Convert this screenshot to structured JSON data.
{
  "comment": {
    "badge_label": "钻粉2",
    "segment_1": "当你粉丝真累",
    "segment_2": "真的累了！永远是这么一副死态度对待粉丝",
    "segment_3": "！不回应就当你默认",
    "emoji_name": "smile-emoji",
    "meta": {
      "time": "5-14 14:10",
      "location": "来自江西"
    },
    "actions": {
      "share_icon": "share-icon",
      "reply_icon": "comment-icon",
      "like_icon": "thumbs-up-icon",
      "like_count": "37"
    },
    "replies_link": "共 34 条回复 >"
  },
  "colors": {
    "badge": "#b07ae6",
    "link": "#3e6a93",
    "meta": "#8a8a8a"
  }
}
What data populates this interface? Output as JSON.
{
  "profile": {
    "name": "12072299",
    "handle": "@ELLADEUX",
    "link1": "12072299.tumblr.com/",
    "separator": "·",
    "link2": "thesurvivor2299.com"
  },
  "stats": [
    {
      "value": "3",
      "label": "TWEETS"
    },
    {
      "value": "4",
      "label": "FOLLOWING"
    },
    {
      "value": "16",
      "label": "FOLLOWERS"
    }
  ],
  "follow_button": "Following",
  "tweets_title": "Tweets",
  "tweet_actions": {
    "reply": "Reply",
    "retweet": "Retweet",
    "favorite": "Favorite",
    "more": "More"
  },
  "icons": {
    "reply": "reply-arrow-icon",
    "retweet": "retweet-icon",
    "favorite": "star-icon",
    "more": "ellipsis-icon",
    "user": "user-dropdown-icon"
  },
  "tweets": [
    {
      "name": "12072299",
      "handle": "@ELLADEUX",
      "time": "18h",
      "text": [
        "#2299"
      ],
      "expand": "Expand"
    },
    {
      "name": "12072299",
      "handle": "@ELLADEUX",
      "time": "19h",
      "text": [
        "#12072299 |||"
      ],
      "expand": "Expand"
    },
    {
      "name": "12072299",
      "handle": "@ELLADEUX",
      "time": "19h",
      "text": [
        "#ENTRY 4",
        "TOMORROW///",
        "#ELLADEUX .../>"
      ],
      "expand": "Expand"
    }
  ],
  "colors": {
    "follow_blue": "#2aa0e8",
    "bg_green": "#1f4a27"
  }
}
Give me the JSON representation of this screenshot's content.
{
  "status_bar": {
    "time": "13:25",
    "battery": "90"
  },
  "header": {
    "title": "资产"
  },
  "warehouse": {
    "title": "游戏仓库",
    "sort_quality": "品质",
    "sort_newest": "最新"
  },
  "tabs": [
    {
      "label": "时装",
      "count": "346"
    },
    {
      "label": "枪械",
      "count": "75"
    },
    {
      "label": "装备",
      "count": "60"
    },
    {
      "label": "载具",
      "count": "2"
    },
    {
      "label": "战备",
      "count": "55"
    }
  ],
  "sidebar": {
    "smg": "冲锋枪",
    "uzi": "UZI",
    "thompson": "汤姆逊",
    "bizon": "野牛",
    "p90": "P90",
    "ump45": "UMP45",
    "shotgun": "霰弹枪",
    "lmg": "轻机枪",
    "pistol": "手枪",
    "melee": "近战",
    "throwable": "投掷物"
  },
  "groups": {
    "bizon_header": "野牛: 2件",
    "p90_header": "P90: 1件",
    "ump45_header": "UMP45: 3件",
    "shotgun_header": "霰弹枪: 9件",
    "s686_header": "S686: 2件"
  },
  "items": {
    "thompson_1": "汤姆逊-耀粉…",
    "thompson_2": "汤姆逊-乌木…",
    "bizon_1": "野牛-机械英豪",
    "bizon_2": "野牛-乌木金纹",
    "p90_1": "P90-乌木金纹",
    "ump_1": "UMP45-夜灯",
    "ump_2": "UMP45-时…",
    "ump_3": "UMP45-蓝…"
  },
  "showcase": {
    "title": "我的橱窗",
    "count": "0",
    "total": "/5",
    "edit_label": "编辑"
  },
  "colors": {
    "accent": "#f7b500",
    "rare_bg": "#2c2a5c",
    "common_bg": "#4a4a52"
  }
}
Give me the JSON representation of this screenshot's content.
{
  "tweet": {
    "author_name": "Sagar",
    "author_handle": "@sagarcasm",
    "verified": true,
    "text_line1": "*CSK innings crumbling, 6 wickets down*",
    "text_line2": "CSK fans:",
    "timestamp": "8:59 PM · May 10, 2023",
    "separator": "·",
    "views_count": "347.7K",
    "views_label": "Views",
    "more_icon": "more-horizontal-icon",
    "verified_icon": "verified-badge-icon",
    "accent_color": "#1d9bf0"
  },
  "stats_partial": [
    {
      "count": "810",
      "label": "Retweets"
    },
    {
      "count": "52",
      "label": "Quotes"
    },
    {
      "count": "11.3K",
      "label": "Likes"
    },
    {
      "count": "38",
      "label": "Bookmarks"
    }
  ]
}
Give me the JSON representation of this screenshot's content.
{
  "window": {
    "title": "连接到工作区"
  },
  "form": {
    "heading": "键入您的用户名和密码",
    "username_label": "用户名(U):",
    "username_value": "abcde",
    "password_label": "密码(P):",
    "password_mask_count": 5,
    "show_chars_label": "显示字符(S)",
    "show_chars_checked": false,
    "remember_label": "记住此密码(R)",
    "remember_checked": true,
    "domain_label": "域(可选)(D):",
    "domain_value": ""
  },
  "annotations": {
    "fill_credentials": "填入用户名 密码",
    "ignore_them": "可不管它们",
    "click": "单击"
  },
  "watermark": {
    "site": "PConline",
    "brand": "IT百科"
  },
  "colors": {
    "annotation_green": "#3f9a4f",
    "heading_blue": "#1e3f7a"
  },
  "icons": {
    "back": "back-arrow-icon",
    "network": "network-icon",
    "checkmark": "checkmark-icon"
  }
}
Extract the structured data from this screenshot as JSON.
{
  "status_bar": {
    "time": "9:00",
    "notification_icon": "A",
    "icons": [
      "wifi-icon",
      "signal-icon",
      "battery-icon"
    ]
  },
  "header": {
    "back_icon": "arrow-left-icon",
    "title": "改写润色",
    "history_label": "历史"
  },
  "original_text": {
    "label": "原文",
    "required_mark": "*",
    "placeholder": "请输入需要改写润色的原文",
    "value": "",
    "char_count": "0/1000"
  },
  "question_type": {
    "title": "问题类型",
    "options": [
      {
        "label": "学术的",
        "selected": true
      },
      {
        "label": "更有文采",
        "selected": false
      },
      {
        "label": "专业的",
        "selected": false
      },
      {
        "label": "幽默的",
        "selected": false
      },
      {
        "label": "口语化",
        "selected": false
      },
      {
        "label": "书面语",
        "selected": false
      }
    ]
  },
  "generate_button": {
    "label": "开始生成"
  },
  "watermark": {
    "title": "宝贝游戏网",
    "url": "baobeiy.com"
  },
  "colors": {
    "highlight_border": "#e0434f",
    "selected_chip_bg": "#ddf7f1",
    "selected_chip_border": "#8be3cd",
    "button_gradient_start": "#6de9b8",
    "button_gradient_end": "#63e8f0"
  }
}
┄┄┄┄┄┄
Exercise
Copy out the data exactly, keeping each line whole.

Solution
Convert this screenshot to structured JSON data.
{
  "comment": {
    "badge_label": "钻粉2",
    "segment_1": "当你粉丝真累",
    "segment_2": "真的累了！永远是这么一副死态度对待粉丝",
    "segment_3": "！不回应就当你默认",
    "emoji_name": "smile-emoji",
    "meta": {
      "time": "5-14 14:10",
      "location": "来自江西"
    },
    "actions": {
      "share_icon": "share-icon",
      "reply_icon": "comment-icon",
      "like_icon": "thumbs-up-icon",
      "like_count": "37"
    },
    "replies_link": "共 34 条回复 >"
  },
  "colors": {
    "badge": "#b07ae6",
    "link": "#3e6a93",
    "meta": "#8a8a8a"
  }
}
What data populates this interface? Output as JSON.
{
  "profile": {
    "name": "12072299",
    "handle": "@ELLADEUX",
    "link1": "12072299.tumblr.com/",
    "separator": "·",
    "link2": "thesurvivor2299.com"
  },
  "stats": [
    {
      "value": "3",
      "label": "TWEETS"
    },
    {
      "value": "4",
      "label": "FOLLOWING"
    },
    {
      "value": "16",
      "label": "FOLLOWERS"
    }
  ],
  "follow_button": "Following",
  "tweets_title": "Tweets",
  "tweet_actions": {
    "reply": "Reply",
    "retweet": "Retweet",
    "favorite": "Favorite",
    "more": "More"
  },
  "icons": {
    "reply": "reply-arrow-icon",
    "retweet": "retweet-icon",
    "favorite": "star-icon",
    "more": "ellipsis-icon",
    "user": "user-dropdown-icon"
  },
  "tweets": [
    {
      "name": "12072299",
      "handle": "@ELLADEUX",
      "time": "18h",
      "text": [
        "#2299"
      ],
      "expand": "Expand"
    },
    {
      "name": "12072299",
      "handle": "@ELLADEUX",
      "time": "19h",
      "text": [
        "#12072299 |||"
      ],
      "expand": "Expand"
    },
    {
      "name": "12072299",
      "handle": "@ELLADEUX",
      "time": "19h",
      "text": [
        "#ENTRY 4",
        "TOMORROW///",
        "#ELLADEUX .../>"
      ],
      "expand": "Expand"
    }
  ],
  "colors": {
    "follow_blue": "#2aa0e8",
    "bg_green": "#1f4a27"
  }
}
Give me the JSON representation of this screenshot's content.
{
  "status_bar": {
    "time": "13:25",
    "battery": "90"
  },
  "header": {
    "title": "资产"
  },
  "warehouse": {
    "title": "游戏仓库",
    "sort_quality": "品质",
    "sort_newest": "最新"
  },
  "tabs": [
    {
      "label": "时装",
      "count": "346"
    },
    {
      "label": "枪械",
      "count": "75"
    },
    {
      "label": "装备",
      "count": "60"
    },
    {
      "label": "载具",
      "count": "2"
    },
    {
      "label": "战备",
      "count": "55"
    }
  ],
  "sidebar": {
    "smg": "冲锋枪",
    "uzi": "UZI",
    "thompson": "汤姆逊",
    "bizon": "野牛",
    "p90": "P90",
    "ump45": "UMP45",
    "shotgun": "霰弹枪",
    "lmg": "轻机枪",
    "pistol": "手枪",
    "melee": "近战",
    "throwable": "投掷物"
  },
  "groups": {
    "bizon_header": "野牛: 2件",
    "p90_header": "P90: 1件",
    "ump45_header": "UMP45: 3件",
    "shotgun_header": "霰弹枪: 9件",
    "s686_header": "S686: 2件"
  },
  "items": {
    "thompson_1": "汤姆逊-耀粉…",
    "thompson_2": "汤姆逊-乌木…",
    "bizon_1": "野牛-机械英豪",
    "bizon_2": "野牛-乌木金纹",
    "p90_1": "P90-乌木金纹",
    "ump_1": "UMP45-夜灯",
    "ump_2": "UMP45-时…",
    "ump_3": "UMP45-蓝…"
  },
  "showcase": {
    "title": "我的橱窗",
    "count": "0",
    "total": "/5",
    "edit_label": "编辑"
  },
  "colors": {
    "accent": "#f7b500",
    "rare_bg": "#2c2a5c",
    "common_bg": "#4a4a52"
  }
}
Give me the JSON representation of this screenshot's content.
{
  "tweet": {
    "author_name": "Sagar",
    "author_handle": "@sagarcasm",
    "verified": true,
    "text_line1": "*CSK innings crumbling, 6 wickets down*",
    "text_line2": "CSK fans:",
    "timestamp": "8:59 PM · May 10, 2023",
    "separator": "·",
    "views_count": "347.7K",
    "views_label": "Views",
    "more_icon": "more-horizontal-icon",
    "verified_icon": "verified-badge-icon",
    "accent_color": "#1d9bf0"
  },
  "stats_partial": [
    {
      "count": "810",
      "label": "Retweets"
    },
    {
      "count": "52",
      "label": "Quotes"
    },
    {
      "count": "11.3K",
      "label": "Likes"
    },
    {
      "count": "38",
      "label": "Bookmarks"
    }
  ]
}
Give me the JSON representation of this screenshot's content.
{
  "window": {
    "title": "连接到工作区"
  },
  "form": {
    "heading": "键入您的用户名和密码",
    "username_label": "用户名(U):",
    "username_value": "abcde",
    "password_label": "密码(P):",
    "password_mask_count": 5,
    "show_chars_label": "显示字符(S)",
    "show_chars_checked": false,
    "remember_label": "记住此密码(R)",
    "remember_checked": true,
    "domain_label": "域(可选)(D):",
    "domain_value": ""
  },
  "annotations": {
    "fill_credentials": "填入用户名 密码",
    "ignore_them": "可不管它们",
    "click": "单击"
  },
  "watermark": {
    "site": "PConline",
    "brand": "IT百科"
  },
  "colors": {
    "annotation_green": "#3f9a4f",
    "heading_blue": "#1e3f7a"
  },
  "icons": {
    "back": "back-arrow-icon",
    "network": "network-icon",
    "checkmark": "checkmark-icon"
  }
}
Extract the structured data from this screenshot as JSON.
{
  "status_bar": {
    "time": "9:00",
    "notification_icon": "A",
    "icons": [
      "wifi-icon",
      "signal-icon",
      "battery-icon"
    ]
  },
  "header": {
    "back_icon": "arrow-left-icon",
    "title": "改写润色",
    "history_label": "历史"
  },
  "original_text": {
    "label": "原文",
    "required_mark": "*",
    "placeholder": "请输入需要改写润色的原文",
    "value": "",
    "char_count": "0/1000"
  },
  "question_type": {
    "title": "问题类型",
    "options": [
      {
        "label": "学术的",
        "selected": true
      },
      {
        "label": "更有文采",
        "selected": false
      },
      {
        "label": "专业的",
        "selected": false
      },
      {
        "label": "幽默的",
        "selected": false
      },
      {
        "label": "口语化",
        "selected": false
      },
      {
        "label": "书面语",
        "selected": false
      }
    ]
  },
  "generate_button": {
    "label": "开始生成"
  },
  "watermark": {
    "title": "宝贝游戏网",
    "url": "baobeiy.com"
  },
  "colors": {
    "highlight_border": "#e0434f",
    "selected_chip_bg": "#ddf7f1",
    "selected_chip_border": "#8be3cd",
    "button_gradient_start": "#6de9b8",
    "button_gradient_end": "#63e8f0"
  }
}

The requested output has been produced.